The role of security associations: a failed resource or a fundamental vehicle for a better security sector?
Chair: Martin Gill
Liz Chamberlin – Executive Director – International Security Management Association (ISMA)
Julio Fumagalli Macrae, CPP – President at GlobalLifeSafetyAlliance.org
Guy Mathias – Chair at The UK Security Commonwealth
Peter J. O’Neil, FASAE, CAE – CEO at ASIS International
Liz Chamberlin was the first to speak and noted that addressing relevance was a regular issue for associations and not one that has been driven by the virus. She outlines some of the benefits that have made associations relevant in the crisis, noting, as you will hear, activities like roundtables, communication to members on different issues, and providing them with the opportunity to benchmark performance. Liz accepts that there is more scope for collaboration especially when there are issues that are common to all associations and are to the broader benefit of the security sector. She notes that the impact of the virus in associations will vary depending on their revenue sources. In her own case she is more concerned about membership renewals given the cutbacks many business are facing there will be pressure on budgets to travel to events, and many anyway may be concerned about attending events. That said you will see her discuss reasons why she does not see much scope for consolidation amongst associations. As Liz says, it is important not to waste a crisis; it is an opportunity for the sector to show it adds value.
Julio Fumagalli Macrae underlines the important role that associations play covering certification, qualifications and standards and more albeit they are competing for budgets sometimes against each other. Yet there is a wide spectrum of issues to cooperate on and he calls for a joint commitment to promote best practices; adopt a common language; and raise the bar of regulation. He talks of his own willingness to promote other associations signifying his belief in the need for associations to work together. He sees the virtual world as one that generates new opportunities. The key challenge, echoing a point raised by Liz Chamberlin, is to overcome the difficulty of showing the added value of security. You will also hear Julio discuss the relevance of security to world challenges including sustainability and climate change.
Guy Mathias argues that associations have remained relevant expressed in a variety of ways from promoting best practices (as they have changed in response to the virus) and offering mutual support. This period of change does though provide an opportunity for a reset about how the security sector positions itself and to explore new ways of working together. He notes the good work done by associations sharing good practices via social media, but accepts there is a need for more creativity. After all, and this is an important point, he reasons that it is not easy to collaborate. Nor is it easy for the security sector to influence, and echoes a call for the security sector to show how it adds value and to work harder to get recognition in the c suites.

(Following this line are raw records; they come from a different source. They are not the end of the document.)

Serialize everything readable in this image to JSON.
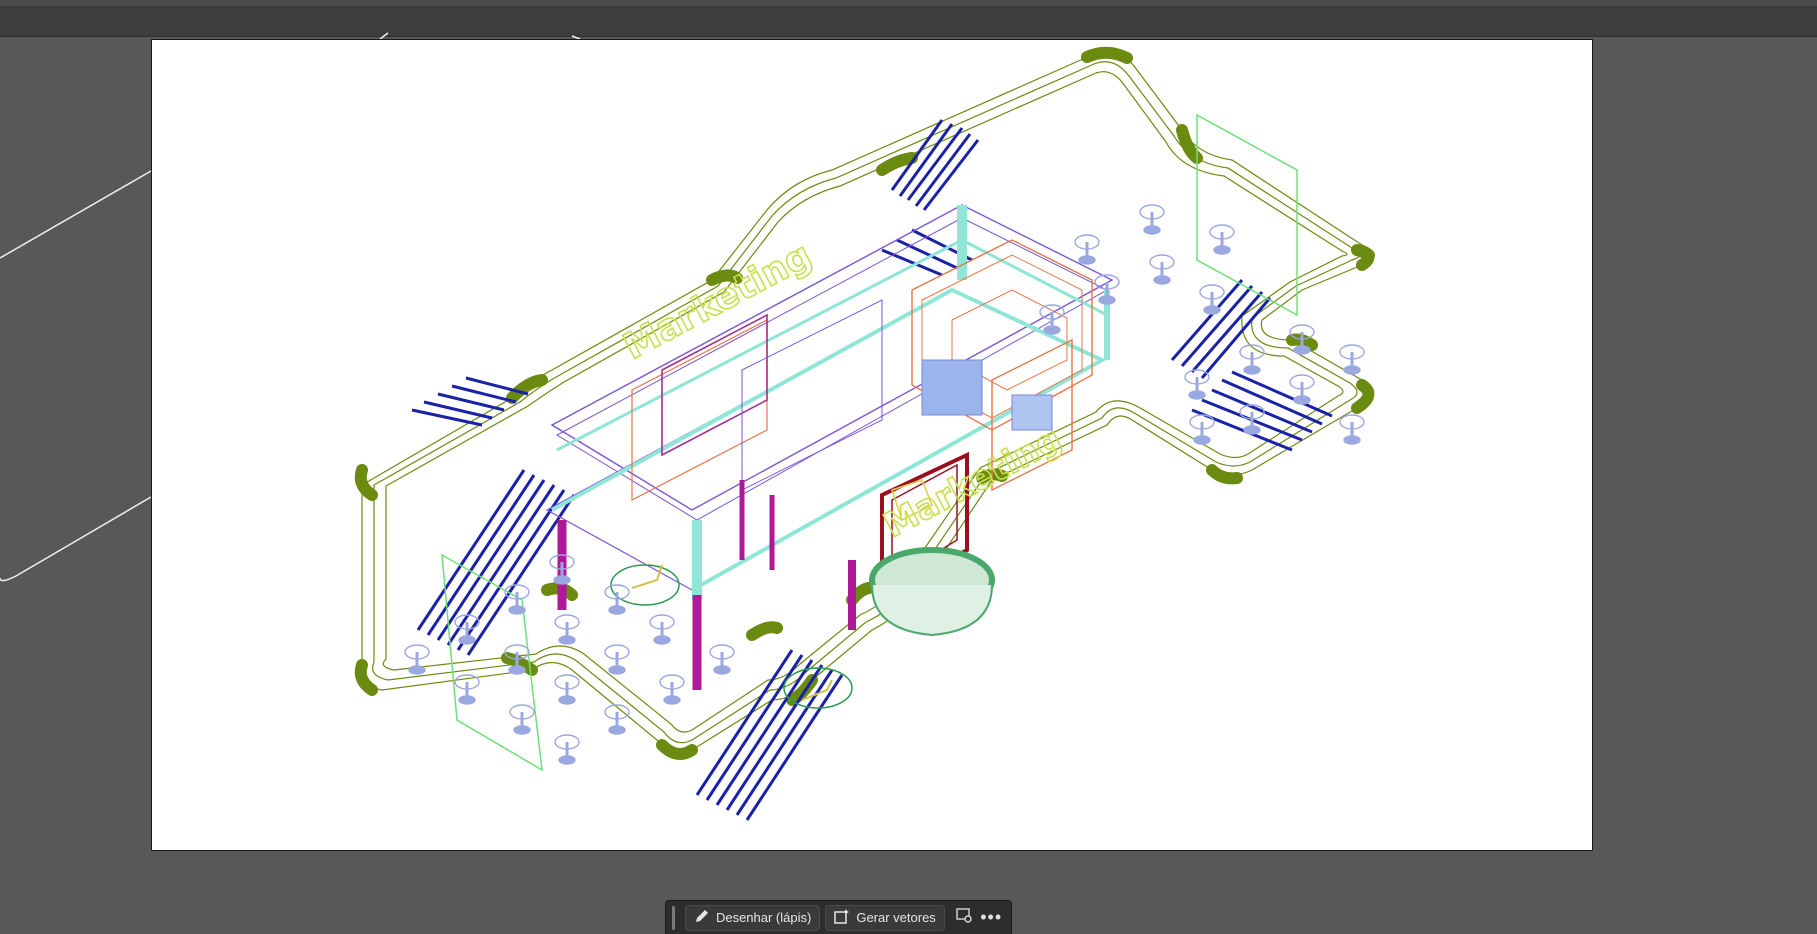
{
  "contextual_taskbar": {
    "draw_label": "Desenhar (lápis)",
    "vectorize_label": "Gerar vetores",
    "draw_icon": "pencil-icon",
    "vectorize_icon": "generate-vectors-icon",
    "image_settings_icon": "image-settings-icon",
    "more_icon": "more-options-icon"
  },
  "artwork": {
    "text_left": "Marketing",
    "text_right": "Marketing",
    "colors": {
      "track": "#6b8a10",
      "ramp_stripe": "#1a22a8",
      "cyan": "#8fe6d6",
      "purple": "#7a55d8",
      "orange": "#e8764a",
      "magenta": "#b0189a",
      "darkred": "#9a1020",
      "green": "#4aa86a",
      "text_yellow": "#c8e050",
      "stool": "#9aa8e0"
    }
  }
}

Peter O’Neil notes that in some ways Covid-19 has not changed things; after all there is always a constant need for associations to show relevance and to work on adding value. That said all associations are facing challenges for funds at this time, noting Liz’s point about membership fees he references the importance of GSX (the ASIS annual event) which generates 56% of its revenue; a plan has been put in place and the association can withstand the challenge. You will hear an interesting discussion about collaboration. He notes that at the base level associations generally cooperate, but every one of them has to ask, what is in the interest of its members? And although it is easy to highlight the value of working together Peter outlines some of the endemic difficulties including: the need for (a lot of) funding on initiatives such as say a joint commitment to promoting the security sector to different audiences; agreeing messages; getting support via Boards; lobbying (not all do this and those that do may do it differently). In reality associations have cooperated on research, guidelines and certification but he reminds us that sometimes competition is good too.
This webinar provides a robust defence of the central role of security associations in a diverse range of areas, including during the Covid-19 period. They have made plans to meet the known challenges, and while this is on-going there is optimism. Collaboration has much to commend it. There was agreement that there could be more but it is not easy as each panelist in different ways explains. But it is possible, and therein rests a seed for thought. Meantime the security associations appear to be in good hands and Covid-19, for all its challenges, is clearly developing some opportunities too.
3rd September 2020